- Type 1 or 4b Myocardial Infarction after hospital discharge (independently double adjudicated using all available clinical information) [ Time Frame: Hospital discharge to 30 days and 1 year after initial presentation ]An adjudicated diagnosis of type 1 and type 4b myocardial infarction will be made in line with the universal definition of myocardial infarction, using all available clinical information.
- Cardiac death after hospital discharge (independently double adjudicated using all available clinical information) [ Time Frame: Hospital discharge to 30 days and 1 year after initial presentation ]
- Cardiovascular death after hospital discharge (independently double adjudicated using all available clinical information) [ Time Frame: Hospital discharge to 30 days and 1 year after initial presentation ]
- All-cause death after hospital discharge [ Time Frame: Hospital discharge to 30 days and 1 year after initial presentation ]
- Unplanned coronary revascularisation after hospital discharge (from cardiac intervention databases and case note review) [ Time Frame: Hospital discharge to 30 days and 1 year after initial presentation ]We will identify any patients who require unplanned percutaneous coronary intervention or coronary artery bypass grafting.
- Proportion of patients re-attending the Emergency Department [ Time Frame: Hospital discharge to 30 days and 1 year after initial presentation ]

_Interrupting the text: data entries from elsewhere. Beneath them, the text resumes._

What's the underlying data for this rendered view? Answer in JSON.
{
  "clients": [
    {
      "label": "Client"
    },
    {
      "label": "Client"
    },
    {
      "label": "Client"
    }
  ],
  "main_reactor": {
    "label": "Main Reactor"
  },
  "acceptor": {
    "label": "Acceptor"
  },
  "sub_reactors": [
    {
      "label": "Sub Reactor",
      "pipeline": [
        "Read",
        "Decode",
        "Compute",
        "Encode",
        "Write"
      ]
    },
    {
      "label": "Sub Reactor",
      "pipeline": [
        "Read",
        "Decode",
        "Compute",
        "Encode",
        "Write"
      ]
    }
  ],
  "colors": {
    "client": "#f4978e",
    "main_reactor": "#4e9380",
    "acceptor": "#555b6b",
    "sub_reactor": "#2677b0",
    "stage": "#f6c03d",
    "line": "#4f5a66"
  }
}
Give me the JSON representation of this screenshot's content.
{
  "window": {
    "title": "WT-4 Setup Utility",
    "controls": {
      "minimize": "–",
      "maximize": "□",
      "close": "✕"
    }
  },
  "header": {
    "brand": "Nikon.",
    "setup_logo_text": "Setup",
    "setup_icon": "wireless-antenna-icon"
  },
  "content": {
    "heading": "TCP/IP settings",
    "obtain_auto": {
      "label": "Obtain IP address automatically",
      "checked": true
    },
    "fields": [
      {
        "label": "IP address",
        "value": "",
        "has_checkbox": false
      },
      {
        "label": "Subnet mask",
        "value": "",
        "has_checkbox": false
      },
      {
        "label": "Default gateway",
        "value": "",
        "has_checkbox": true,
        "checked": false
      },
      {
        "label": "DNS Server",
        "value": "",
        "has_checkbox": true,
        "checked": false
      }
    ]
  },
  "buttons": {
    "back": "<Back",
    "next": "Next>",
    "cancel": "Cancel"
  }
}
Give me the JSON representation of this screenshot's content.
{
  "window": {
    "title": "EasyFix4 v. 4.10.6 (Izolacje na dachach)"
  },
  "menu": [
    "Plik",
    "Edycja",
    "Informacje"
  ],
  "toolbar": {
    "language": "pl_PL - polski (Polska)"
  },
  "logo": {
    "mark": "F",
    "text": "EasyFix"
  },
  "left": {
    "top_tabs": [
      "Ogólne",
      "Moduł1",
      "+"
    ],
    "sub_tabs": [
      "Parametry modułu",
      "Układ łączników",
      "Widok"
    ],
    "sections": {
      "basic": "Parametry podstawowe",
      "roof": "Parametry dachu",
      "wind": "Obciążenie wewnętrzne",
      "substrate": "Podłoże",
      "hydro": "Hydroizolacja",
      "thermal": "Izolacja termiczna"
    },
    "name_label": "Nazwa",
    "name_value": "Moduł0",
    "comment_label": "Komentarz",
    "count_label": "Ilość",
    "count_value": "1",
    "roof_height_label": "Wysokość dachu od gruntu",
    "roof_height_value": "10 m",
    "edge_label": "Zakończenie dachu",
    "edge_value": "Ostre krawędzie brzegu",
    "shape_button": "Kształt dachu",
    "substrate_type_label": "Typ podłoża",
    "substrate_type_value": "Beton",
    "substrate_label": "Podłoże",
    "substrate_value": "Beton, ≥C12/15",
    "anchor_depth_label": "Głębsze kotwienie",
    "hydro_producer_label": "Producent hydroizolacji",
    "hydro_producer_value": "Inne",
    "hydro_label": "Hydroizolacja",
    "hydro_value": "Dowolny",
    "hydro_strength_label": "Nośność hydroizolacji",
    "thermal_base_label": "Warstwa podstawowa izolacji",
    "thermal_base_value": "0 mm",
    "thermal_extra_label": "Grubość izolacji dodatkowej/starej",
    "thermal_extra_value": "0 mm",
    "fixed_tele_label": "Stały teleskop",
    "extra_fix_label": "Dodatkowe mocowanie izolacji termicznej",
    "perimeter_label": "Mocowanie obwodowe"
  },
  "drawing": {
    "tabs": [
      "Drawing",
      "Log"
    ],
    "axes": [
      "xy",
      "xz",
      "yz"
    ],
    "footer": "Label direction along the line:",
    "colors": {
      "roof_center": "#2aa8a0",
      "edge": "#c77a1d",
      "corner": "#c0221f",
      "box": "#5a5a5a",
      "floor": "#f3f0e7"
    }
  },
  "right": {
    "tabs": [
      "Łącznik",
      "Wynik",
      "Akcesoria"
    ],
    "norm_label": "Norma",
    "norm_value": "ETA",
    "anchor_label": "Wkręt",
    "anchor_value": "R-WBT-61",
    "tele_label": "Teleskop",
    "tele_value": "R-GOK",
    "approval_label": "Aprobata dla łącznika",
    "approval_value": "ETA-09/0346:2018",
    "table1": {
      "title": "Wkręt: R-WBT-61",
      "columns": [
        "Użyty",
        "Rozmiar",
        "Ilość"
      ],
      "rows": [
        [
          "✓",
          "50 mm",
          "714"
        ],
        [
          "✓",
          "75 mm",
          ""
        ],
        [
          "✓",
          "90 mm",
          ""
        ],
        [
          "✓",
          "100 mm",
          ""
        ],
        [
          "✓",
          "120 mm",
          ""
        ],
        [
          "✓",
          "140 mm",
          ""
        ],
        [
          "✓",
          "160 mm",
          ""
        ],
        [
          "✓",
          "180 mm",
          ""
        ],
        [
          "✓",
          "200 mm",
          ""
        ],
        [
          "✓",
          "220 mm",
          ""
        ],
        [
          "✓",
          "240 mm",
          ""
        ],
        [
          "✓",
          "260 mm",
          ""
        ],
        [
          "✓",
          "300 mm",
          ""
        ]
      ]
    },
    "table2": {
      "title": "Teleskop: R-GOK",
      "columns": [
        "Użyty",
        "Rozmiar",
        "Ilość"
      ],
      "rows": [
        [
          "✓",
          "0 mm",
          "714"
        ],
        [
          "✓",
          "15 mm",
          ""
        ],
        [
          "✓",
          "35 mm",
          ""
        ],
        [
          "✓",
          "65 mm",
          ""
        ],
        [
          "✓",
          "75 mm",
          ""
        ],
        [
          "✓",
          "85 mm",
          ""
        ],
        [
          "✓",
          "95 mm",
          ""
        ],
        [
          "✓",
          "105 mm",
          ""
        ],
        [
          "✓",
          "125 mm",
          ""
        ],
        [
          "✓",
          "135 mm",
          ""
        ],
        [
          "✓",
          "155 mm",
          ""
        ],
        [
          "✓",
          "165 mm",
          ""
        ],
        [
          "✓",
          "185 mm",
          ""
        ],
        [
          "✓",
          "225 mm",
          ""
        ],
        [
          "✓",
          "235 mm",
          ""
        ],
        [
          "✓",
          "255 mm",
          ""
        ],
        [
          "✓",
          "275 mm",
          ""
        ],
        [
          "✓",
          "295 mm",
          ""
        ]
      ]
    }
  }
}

- Pre-specified sub-group analyses of the primary outcome [ Time Frame: length of hospital stay defined as the length of time from initial presentation to the Emergency Department until final discharge from hospital; safety follow-up time frame of 30 days and 1 year after hospital discharge ]We will evaluate if the effect of intervention is significantly stronger or weaker in pre-specified sub-groups by assessing the co-primary endpoints in those who present with cardiac troponin <5 ng/L (low risk group), and in the whole population across different ages (considering age as a continuous variable), by duration of symptoms (considered as a continuous variable), by gender, by those who have or do not have a pre-existing history of ischaemic heart disease, by those with a presentation electrocardiogram suggesting ischaemia, by the GRACE risk score (considered as a continuous variable), and by day of patient presentation (assessing differences in weekday/weekend or routine/out-of-hours presentation).
- Cost-effectiveness analysis [ Time Frame: 1 year ]Based on costs of investigation and management in the year after initial hospital presentation
To learn more about this study, you or your doctor may contact the study research staff using the contact information provided by the sponsor.
Please refer to this study by its ClinicalTrials.gov identifier (NCT number): NCT03005158
|Principal Investigator:||Nicholas L Mills, MD, PhD||University of Edinburgh|
|Study Chair:||Ian Ford, PhD||University of Glasgow|